Where does the string "force" occur in the entries below? Copy every line where it does.

Data records
.....
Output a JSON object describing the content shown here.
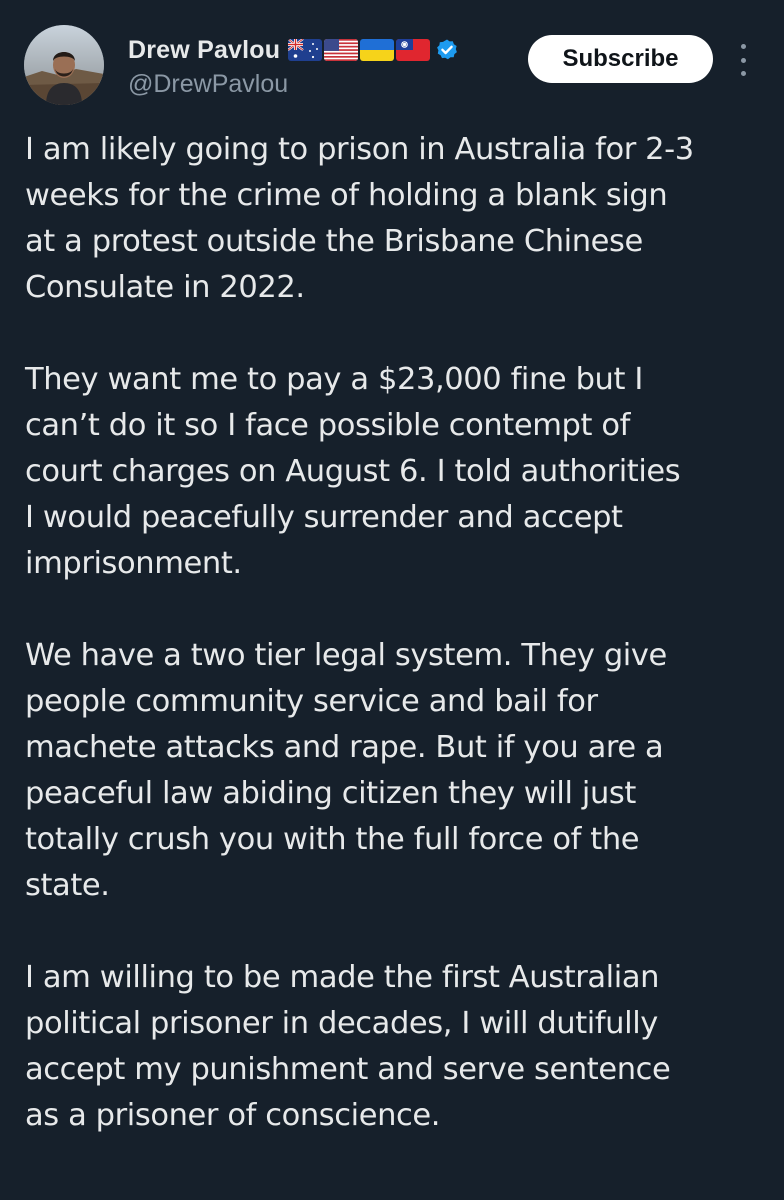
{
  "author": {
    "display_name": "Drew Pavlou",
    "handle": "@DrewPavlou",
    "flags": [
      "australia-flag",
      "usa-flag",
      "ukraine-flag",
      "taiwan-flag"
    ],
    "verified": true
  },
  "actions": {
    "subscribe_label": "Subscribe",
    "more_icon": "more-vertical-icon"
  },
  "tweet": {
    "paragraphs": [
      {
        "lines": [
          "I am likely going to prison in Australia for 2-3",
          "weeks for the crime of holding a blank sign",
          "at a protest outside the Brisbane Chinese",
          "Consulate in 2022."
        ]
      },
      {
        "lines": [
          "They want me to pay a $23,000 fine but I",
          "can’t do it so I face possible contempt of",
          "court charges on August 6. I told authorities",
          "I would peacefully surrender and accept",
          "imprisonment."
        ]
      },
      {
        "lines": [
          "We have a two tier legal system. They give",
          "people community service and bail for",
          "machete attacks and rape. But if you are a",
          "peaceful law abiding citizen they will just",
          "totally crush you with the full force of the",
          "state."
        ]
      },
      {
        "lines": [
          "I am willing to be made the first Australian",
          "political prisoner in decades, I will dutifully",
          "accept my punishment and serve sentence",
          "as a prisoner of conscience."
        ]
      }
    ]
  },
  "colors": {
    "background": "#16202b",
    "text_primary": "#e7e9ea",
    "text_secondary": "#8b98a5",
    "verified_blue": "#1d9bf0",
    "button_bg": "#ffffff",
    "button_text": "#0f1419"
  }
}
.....
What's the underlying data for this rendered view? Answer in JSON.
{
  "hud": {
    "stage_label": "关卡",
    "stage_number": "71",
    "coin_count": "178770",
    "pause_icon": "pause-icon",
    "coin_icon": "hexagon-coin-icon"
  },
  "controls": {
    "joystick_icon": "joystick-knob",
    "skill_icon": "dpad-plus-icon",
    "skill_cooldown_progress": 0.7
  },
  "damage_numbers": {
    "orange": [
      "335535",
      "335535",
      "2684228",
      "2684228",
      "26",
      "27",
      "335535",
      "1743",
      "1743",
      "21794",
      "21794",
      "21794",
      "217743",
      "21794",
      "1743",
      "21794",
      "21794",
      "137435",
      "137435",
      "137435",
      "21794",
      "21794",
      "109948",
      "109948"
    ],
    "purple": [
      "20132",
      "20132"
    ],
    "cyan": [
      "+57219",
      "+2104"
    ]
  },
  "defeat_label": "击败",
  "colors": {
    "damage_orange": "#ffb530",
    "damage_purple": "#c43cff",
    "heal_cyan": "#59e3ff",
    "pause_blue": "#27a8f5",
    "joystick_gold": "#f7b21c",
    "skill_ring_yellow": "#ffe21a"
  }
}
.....
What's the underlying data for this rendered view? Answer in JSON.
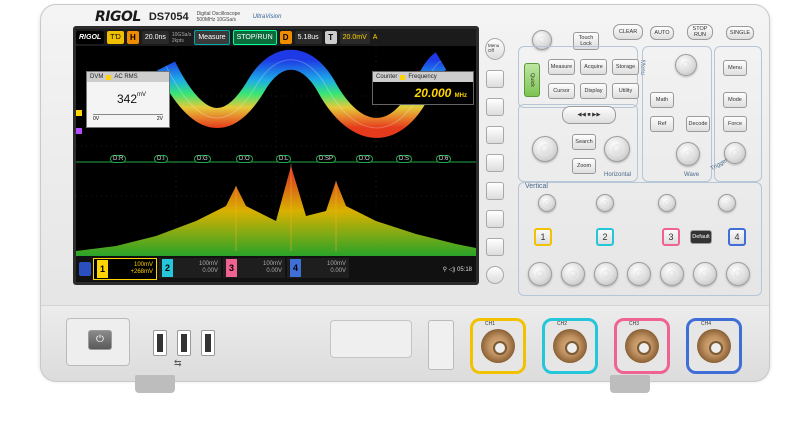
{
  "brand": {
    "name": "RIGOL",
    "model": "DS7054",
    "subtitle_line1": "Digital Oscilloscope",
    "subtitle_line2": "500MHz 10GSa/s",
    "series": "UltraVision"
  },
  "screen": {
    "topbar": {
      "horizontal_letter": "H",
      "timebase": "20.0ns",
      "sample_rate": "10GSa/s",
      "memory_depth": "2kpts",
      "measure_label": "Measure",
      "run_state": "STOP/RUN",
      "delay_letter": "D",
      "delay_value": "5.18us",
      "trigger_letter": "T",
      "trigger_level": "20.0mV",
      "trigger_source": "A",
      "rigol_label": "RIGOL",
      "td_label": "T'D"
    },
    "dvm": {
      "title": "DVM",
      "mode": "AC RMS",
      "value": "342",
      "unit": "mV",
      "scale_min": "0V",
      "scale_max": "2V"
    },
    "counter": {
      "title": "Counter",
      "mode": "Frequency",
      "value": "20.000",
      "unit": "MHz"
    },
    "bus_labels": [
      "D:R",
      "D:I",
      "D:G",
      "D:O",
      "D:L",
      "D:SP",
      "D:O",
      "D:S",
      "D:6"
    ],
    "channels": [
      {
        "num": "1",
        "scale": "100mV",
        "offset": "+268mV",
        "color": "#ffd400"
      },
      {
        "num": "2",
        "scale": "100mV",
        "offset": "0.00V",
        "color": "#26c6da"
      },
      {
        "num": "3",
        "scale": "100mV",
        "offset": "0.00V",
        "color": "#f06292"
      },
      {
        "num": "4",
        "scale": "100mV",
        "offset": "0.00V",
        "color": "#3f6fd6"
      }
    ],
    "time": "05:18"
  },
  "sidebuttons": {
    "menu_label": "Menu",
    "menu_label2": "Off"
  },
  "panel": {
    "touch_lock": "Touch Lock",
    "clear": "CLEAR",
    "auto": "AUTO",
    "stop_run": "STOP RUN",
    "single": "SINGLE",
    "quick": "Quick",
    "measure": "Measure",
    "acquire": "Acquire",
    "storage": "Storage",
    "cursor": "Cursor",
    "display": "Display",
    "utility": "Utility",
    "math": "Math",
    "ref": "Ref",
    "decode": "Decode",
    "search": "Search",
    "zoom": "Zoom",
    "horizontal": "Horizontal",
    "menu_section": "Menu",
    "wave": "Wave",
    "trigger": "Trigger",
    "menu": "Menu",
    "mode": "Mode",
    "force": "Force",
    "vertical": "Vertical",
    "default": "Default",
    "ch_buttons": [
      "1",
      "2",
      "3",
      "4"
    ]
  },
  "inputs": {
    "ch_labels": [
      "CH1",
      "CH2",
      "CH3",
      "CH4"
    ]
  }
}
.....
__Answer to this problem__
          "totally crush you with the full force of the",
    "force": "Force",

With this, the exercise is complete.